Servicing has been simple too, without any faring or water cooling systems in the way.

On the road, I really appreciate the torque line I mentioned earlier. It feels like having a pillion makes no difference when launching at the lights. The bike is not a sports bike, but the performance is available where you'd most realistically use it - in city riding.

It's also decently comfortable, with an upright, practical riding position, though I would recommend purchasing a wind deflector if travelling long distances at high speeds.

The Bad

By far the most annoying thing about W800 ownership is the constant fight with surface rust on the chrome components. I often used special chrome polish, but even then it's a losing battle. The exhaust headers are obviously the most hard hit place, but there are tiny flecks of rust everywhere there is chrome - the handle bars, guards, mirrors. To be honest it's a real pain.

The rubber indicator stalks don't like the sun and have started to crack. They still function fine but don't look as good as they should. Furthermore, I've not been able to find a replacement easily. Similarly with the tail light: the plastic has become faded over time.

There is also what appears to be a kind of hard, plastic-like film on the engine crankcase. It's starting to peel. I don't know what this is or what it's meant to be - I'm guessing it's meant to protect the smoother parts of the engine from stone chips.

Finally, and this is a very, very minor thing, the bike is quite heavy. This only really is a concern when trying to get the bike up on its centre stand on uneven terrain or trying to maneuver the bike around a tight parking space.

 

In summary

The Kawasaki W800 is a good bike, but I'm not totally in love with it. To be honest, I find myself kind of missing the plucky little v-twin VTR250 I had earlier which, despite all the modern plastic, felt like it had more character (and to be honest fits more in my lifestyle of city commuting). I will keep the W800 of course - there's no reason to replace it at all. But I can't see myself buying something similar anytime soon, at least until I need another nostalgia hit.

 

Kawasaki W800 motorcycle by fuel pump

Kawasaki W800 binnacle gauges

 

Pros

  • Cheaper and more features than an equivalent Bonneville
  • Feels quality - chrome where there would be plastic on other bikes
  • Smooth, usable torque range
  • Reliable

Cons

  • Constant battle with surface rust on chrome parts
  • Exhaust too quiet, uninteresting
  • Feels like it lacks a little character
  • Rubber indicator light stalks are easily sun-damaged


The rare Australian sports car that appeared in a Hong Kong action movie

The rare Australian sports car that appeared in a Hong Kong action movie

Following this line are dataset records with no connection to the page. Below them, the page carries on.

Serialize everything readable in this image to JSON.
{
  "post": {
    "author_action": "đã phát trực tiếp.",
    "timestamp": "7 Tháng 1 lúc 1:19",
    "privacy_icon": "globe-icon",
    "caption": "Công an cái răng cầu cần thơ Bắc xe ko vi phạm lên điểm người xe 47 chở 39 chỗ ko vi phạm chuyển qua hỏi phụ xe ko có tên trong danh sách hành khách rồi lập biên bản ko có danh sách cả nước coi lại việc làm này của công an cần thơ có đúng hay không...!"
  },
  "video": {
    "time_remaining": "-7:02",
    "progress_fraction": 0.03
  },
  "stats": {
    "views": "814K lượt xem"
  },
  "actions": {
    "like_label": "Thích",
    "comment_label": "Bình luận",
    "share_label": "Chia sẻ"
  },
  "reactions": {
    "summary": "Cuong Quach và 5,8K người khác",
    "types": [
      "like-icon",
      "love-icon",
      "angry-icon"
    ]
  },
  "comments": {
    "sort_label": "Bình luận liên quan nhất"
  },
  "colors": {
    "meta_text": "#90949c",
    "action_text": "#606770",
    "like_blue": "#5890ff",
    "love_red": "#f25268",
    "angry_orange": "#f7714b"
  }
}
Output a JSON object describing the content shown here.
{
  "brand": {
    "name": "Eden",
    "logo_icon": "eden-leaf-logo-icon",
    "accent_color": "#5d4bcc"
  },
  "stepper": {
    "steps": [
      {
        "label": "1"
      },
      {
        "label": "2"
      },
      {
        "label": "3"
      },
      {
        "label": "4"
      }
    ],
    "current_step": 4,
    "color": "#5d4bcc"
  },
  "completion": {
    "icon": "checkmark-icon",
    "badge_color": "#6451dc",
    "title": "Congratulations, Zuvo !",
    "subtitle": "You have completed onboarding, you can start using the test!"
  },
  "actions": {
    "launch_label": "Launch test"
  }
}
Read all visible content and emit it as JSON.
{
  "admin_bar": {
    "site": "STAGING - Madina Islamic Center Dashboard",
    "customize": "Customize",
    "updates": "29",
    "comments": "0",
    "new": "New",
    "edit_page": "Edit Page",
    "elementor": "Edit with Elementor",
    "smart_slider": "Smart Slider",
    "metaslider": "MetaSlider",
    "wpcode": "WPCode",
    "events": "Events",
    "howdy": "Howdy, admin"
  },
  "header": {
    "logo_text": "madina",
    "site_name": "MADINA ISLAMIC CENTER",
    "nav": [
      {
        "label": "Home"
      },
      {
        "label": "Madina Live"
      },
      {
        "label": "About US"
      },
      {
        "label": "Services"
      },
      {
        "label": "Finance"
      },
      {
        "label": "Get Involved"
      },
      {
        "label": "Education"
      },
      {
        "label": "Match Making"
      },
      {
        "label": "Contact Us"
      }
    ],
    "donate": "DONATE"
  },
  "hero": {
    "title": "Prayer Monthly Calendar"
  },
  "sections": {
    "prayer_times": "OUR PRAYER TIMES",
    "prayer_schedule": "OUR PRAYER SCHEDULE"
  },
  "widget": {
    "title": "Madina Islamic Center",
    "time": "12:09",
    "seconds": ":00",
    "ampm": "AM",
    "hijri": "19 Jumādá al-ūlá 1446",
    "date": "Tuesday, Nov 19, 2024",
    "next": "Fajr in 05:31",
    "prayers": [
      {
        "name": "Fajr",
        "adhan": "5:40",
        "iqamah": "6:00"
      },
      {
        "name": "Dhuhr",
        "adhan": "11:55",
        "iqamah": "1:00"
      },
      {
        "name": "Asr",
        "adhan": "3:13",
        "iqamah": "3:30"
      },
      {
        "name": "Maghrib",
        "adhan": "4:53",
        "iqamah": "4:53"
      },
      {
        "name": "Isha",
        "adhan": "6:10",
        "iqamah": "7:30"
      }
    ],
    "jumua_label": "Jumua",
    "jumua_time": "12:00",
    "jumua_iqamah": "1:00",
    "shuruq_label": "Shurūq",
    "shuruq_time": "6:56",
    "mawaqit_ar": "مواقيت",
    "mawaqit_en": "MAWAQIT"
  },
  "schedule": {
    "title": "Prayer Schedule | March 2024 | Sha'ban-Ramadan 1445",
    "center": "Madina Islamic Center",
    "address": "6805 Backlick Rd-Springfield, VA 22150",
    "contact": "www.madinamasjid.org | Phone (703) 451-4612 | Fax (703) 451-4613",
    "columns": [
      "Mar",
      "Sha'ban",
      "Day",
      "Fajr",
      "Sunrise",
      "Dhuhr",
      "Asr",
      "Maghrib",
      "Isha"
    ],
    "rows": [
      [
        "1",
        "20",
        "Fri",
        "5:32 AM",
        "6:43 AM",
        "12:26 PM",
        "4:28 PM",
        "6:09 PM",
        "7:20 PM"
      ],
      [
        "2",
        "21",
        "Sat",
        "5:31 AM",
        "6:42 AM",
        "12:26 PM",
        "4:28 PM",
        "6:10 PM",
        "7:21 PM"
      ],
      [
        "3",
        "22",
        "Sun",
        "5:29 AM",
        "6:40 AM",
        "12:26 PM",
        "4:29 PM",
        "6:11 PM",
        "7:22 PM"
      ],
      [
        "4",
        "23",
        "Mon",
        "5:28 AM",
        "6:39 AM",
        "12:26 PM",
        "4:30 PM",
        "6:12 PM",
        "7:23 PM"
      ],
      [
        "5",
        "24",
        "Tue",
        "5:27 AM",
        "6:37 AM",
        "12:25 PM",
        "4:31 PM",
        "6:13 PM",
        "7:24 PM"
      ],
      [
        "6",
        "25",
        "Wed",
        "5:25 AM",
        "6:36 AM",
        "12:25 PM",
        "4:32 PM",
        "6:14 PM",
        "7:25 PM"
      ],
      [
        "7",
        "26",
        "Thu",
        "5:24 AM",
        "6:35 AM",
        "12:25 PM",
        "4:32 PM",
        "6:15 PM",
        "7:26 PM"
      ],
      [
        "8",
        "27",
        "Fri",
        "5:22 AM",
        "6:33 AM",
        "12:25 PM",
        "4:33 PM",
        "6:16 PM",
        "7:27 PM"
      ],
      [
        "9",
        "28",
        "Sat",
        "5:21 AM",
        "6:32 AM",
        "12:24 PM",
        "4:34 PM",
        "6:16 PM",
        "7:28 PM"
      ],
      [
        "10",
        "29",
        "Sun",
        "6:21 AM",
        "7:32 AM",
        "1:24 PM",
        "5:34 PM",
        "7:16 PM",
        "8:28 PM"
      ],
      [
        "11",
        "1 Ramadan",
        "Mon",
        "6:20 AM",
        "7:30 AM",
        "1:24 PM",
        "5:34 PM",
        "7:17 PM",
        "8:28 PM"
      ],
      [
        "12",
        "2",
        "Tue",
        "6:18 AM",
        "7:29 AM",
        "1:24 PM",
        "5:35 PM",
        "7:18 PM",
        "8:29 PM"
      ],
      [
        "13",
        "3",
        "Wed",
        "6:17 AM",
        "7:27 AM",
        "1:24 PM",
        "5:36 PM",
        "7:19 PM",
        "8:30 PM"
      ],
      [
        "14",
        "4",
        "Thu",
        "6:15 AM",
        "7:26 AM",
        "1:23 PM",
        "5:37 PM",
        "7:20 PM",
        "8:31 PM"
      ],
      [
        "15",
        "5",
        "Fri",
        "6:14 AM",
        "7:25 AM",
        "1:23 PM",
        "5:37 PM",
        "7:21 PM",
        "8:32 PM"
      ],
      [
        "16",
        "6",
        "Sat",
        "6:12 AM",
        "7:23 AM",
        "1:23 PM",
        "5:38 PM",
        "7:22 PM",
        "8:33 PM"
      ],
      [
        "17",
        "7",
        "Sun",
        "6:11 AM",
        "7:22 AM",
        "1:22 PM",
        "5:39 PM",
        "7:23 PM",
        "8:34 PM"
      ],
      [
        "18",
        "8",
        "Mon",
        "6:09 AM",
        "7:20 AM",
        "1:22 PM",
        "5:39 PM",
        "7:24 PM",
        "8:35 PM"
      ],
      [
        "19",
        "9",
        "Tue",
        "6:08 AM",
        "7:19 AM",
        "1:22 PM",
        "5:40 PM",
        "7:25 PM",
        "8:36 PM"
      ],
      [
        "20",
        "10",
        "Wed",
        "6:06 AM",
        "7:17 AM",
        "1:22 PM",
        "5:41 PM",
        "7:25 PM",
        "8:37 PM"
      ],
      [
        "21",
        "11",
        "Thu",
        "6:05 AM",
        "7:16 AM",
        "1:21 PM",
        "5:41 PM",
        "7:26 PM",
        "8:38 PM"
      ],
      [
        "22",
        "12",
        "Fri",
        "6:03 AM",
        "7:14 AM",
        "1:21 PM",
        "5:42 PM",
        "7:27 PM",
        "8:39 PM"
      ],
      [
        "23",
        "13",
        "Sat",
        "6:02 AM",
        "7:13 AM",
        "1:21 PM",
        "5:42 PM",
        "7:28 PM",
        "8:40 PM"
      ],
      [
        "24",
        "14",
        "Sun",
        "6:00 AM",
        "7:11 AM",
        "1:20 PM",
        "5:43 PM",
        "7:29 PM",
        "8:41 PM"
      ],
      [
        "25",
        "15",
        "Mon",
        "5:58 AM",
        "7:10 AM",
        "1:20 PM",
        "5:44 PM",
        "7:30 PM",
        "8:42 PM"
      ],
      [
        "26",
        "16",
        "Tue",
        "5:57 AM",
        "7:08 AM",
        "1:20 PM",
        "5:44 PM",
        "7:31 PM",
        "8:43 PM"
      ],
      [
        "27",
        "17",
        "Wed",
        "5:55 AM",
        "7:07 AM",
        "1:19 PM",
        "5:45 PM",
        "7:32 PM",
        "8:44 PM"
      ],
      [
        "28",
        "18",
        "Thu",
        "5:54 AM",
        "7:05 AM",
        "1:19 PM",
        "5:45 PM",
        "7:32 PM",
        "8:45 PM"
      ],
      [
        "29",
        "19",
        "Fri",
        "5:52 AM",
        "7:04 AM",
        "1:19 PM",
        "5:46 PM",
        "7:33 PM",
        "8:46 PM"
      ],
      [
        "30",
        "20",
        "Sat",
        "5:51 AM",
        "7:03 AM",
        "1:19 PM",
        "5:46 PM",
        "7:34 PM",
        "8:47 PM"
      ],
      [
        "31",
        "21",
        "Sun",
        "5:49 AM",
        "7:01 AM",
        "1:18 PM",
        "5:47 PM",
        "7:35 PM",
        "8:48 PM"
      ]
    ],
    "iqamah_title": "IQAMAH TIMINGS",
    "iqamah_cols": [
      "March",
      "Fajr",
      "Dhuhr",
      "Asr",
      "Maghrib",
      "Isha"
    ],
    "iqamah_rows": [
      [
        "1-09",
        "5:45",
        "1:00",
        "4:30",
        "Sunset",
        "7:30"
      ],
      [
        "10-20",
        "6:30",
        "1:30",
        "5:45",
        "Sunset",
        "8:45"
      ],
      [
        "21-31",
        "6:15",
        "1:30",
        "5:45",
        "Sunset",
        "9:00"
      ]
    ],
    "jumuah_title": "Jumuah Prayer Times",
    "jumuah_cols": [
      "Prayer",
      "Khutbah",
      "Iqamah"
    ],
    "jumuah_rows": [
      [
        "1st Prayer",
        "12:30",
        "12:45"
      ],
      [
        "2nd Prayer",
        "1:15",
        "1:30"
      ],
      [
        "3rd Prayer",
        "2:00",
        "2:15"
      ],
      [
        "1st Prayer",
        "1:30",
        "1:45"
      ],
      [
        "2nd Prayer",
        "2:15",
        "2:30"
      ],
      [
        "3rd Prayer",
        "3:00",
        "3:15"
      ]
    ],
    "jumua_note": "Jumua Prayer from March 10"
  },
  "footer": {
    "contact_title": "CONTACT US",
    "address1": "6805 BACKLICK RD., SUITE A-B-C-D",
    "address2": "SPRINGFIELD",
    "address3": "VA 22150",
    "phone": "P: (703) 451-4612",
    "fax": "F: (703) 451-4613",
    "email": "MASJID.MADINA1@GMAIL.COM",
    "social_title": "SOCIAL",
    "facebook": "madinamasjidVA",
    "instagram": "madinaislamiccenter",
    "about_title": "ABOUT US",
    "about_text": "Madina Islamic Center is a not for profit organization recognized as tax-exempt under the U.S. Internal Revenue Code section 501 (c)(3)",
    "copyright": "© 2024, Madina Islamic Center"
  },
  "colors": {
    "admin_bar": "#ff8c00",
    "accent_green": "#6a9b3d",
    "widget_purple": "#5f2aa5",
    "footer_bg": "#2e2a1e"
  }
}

How did this obscure Aussie sports car come to star in an Hong Kong action movie?

10 more classic cars you can buy nearly new today

10 more classic cars you can buy nearly new today

10 MORE classic cars that had insanely long production runs that you can buy new or nearly new today.

Mystery XA Ford Falcon turns up in India

Mystery XA Ford Falcon turns up in India

How did a 50 year old Australian family wagon end up in India?

Why the Mitsubishi 380 failed in Australia

Why the Mitsubishi 380 failed in Australia

The Mitsubishi 380 was a pretty decent car at a pretty decent price. So why did it fail?

Using AI to imagine Australian made cars in 2022.

Using AI to imagine Australian made cars in 2022.

What would Australian made cars look like in 2022 if the Holden and Ford were still around?

How many different models does Toyota sell?

How many different models does Toyota sell?

If I were to walk into any Toyota dealership anywhere in the world what could I buy?